Before I talk about how to give your new VA their first FB content task, I need to share something important with you guys.

You’re gonna get a rude shock if you think that this blog is going to tell you how to remove yourself entirely from the process. A Virtual Assistant (VA) is meant to make running your biz easier, effortless. It’s effortLESS, not effort NONE. Systems Goddess Laura Dick says this a LOT. The moment you try to hand ALL of the content over (including writing the posts) your voice disappears and it becomes less authentic. Please don’t think that outsourcing your FB content means that you won’t EVER be involved. I also suggest that you only outsource up to 70-80% of your content, and that the remaining 20-30% is posted by you.

What I do is I have a content plan, and I pre-write 70-80% of my content. It goes into Asana when I batch (pre-write) it and then my VA follows the plan and schedules the content accordingly. It involves me being organised and having my shit together, which you need to do BEFORE you get a VA.
Now, before I go any further, I want you to know that it takes a while to work up to having 70-80% of your FB content outsourced. Here’s how:

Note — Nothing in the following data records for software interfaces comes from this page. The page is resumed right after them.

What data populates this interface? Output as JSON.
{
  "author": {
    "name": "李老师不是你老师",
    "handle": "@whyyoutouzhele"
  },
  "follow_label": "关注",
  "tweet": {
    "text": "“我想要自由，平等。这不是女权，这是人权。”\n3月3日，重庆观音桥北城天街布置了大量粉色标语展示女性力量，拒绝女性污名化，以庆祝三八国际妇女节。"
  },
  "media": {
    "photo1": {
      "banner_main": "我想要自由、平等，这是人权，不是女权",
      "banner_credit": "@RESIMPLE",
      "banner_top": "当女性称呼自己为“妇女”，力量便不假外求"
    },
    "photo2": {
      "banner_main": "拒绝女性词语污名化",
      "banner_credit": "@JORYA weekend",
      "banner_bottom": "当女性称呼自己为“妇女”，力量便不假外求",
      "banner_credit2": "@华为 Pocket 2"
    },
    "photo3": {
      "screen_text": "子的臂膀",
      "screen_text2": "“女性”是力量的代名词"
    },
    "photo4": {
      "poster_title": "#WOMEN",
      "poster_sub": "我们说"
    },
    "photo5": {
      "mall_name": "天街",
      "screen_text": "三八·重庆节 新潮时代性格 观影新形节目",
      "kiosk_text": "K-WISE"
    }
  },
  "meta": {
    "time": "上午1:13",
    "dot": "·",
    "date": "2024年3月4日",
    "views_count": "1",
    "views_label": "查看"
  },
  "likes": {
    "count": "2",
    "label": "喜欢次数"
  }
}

Step 1: Give them ONE post type to do
I suggest you start with ONE post type at a time and get your system working with your VA. For example, you might have written some quotes and collected some quotes from others that you like, and your VA can schedule those once a week onto your page as their first task. Have 5 pre-designed templates that you’ve made for inspiration, and then ask them to make you 10 extra designs. Give them feedback on what they created as required. Once you’re happy with them, you now have 15 templates they can use. If they used one design each week to schedule a quote, that’s 15 weeks of content.

Step 2: Get the kinks ironed out
Once you’re happy with their work and you’ve overcome any teething issues, then (and only then) do I suggest you give them an additional task. Give them one post type at a time if this is your first VA.

Step 3: Stagger the handover
Please don’t hand over ALL OF IT all at once. Cover yourself – just in case it doesn’t work out. Not everyone finds the perfect VA the first time. I tried 2 that didn’t work out before I found the VA I currently use for my FB content.

Step 4: Give them feedback
I recommend that you give feedback regularly during step one, and then weekly for one month, and then after that every month. Each time you give constructive feedback, also mention something positive. Eventually the positive feedback will far outweigh the constructive feedback. Remember that your VA is a HUMAN, and whilst you are paying them to do the work for you, giving them praise and acknowledgement for the work they’re doing makes them feel good, which in turn, helps them feel more inspired to work for you.

What person DOESN’T want a kind, appreciative and grateful boss?